Corbin was enjoying the moment and answering my questions. He did not notice teammate Luis Jimenez sneak around behind him. As I asked him a question about the strike zone, Jimenez shoved a (plate or towel) full of shaving cream in his face as his teammates watched.
Corbin didn’t seem to mind, except he admitted the taste of it wasn’t his favorite.
Paul Koss, a USC product, who was a Cal League all-star for the 66ers in 2008, has been released by the Dodgers from the 66ers.
Koss went 3-2 with a 3.50 ERA and 14 saves for the Sixers two years ago, earning a promotion to Double-A Chattanooga last year. He was 0-0 with two saves an a 3.00 ERA in 15 appearances, but was placed on the disabled list on June 28 and missed the rest of the season with right shoulder soreness.
He was sent back to the Sixers to start 2010, and never regained that form. Koss was the closer to start the season, but never regained his form from 2008. He was 1-5 with a 5.93 ERA and only two saves in eight opportunities for the Sixers. At 25, Koss is a little on the old side, but could get another shot with an independent league team if another organization doesn’t pick him up.

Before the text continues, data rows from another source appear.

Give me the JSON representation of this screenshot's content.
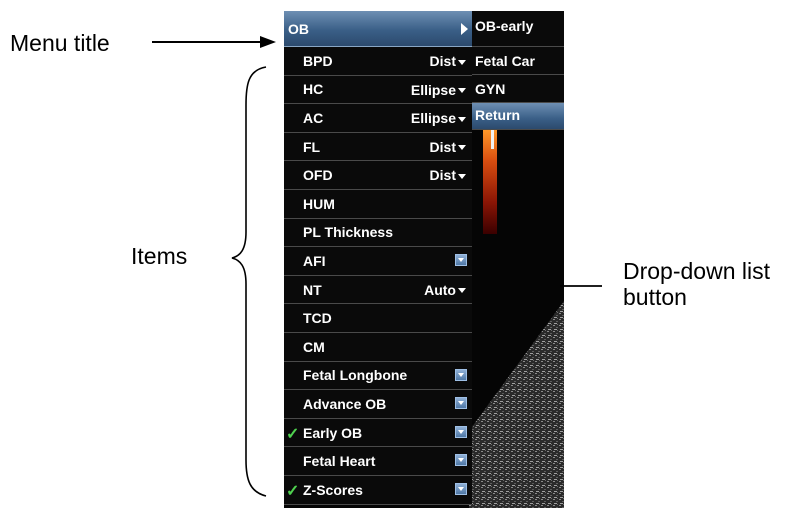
{
  "callouts": {
    "menu_title": "Menu title",
    "items": "Items",
    "dropdown_line1": "Drop-down list",
    "dropdown_line2": "button"
  },
  "menu": {
    "title": "OB",
    "items": [
      {
        "label": "BPD",
        "method": "Dist",
        "control": "dropdown",
        "checked": false
      },
      {
        "label": "HC",
        "method": "Ellipse",
        "control": "dropdown",
        "checked": false
      },
      {
        "label": "AC",
        "method": "Ellipse",
        "control": "dropdown",
        "checked": false
      },
      {
        "label": "FL",
        "method": "Dist",
        "control": "dropdown",
        "checked": false
      },
      {
        "label": "OFD",
        "method": "Dist",
        "control": "dropdown",
        "checked": false
      },
      {
        "label": "HUM",
        "method": "",
        "control": "none",
        "checked": false
      },
      {
        "label": "PL Thickness",
        "method": "",
        "control": "none",
        "checked": false
      },
      {
        "label": "AFI",
        "method": "",
        "control": "expand",
        "checked": false
      },
      {
        "label": "NT",
        "method": "Auto",
        "control": "dropdown",
        "checked": false
      },
      {
        "label": "TCD",
        "method": "",
        "control": "none",
        "checked": false
      },
      {
        "label": "CM",
        "method": "",
        "control": "none",
        "checked": false
      },
      {
        "label": "Fetal Longbone",
        "method": "",
        "control": "expand",
        "checked": false
      },
      {
        "label": "Advance OB",
        "method": "",
        "control": "expand",
        "checked": false
      },
      {
        "label": "Early OB",
        "method": "",
        "control": "expand",
        "checked": true
      },
      {
        "label": "Fetal Heart",
        "method": "",
        "control": "expand",
        "checked": false
      },
      {
        "label": "Z-Scores",
        "method": "",
        "control": "expand",
        "checked": true
      }
    ]
  },
  "submenu": {
    "items": [
      "OB-early",
      "Fetal Car",
      "GYN"
    ],
    "return_label": "Return"
  },
  "colors": {
    "menu_bg": "#0a0a0a",
    "title_blue": "#3a5f87",
    "check_green": "#4fd14f",
    "expand_blue": "#4f78a6"
  }
}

The Sixers activated LHP Geison Aguasviva off the disabled list to replace Koss.
The last of the three Quakes all-stars still with the team, second baseman Alexi Amarista, was promoted to Triple-A Salt Lake after Wednesday’s game.
There, he will be reunited with his Quakes double play partner for most of the first half, Darwin Perez.
Whether Amarista will remain with Salt Lake remains to be seen, the Angels have several middle infield injuries in their system. But he likely won’t be back with the Quakes.
Returning to the Quakes is third baseman Dillon Baird, who had been out of action since he was hit on the hand by a pitch on May 8.
Baird, Gabe Jacobo and Luis Jimenez are expected to anchor the middle of the Quakes lineup, with one of them likely the DH the majority of days. Jacobo plays first, Jimenez plays third and Baird can play first or third. Baird served as the DH Thursday, his first game back and delivered an RBI double on the first pitch he saw.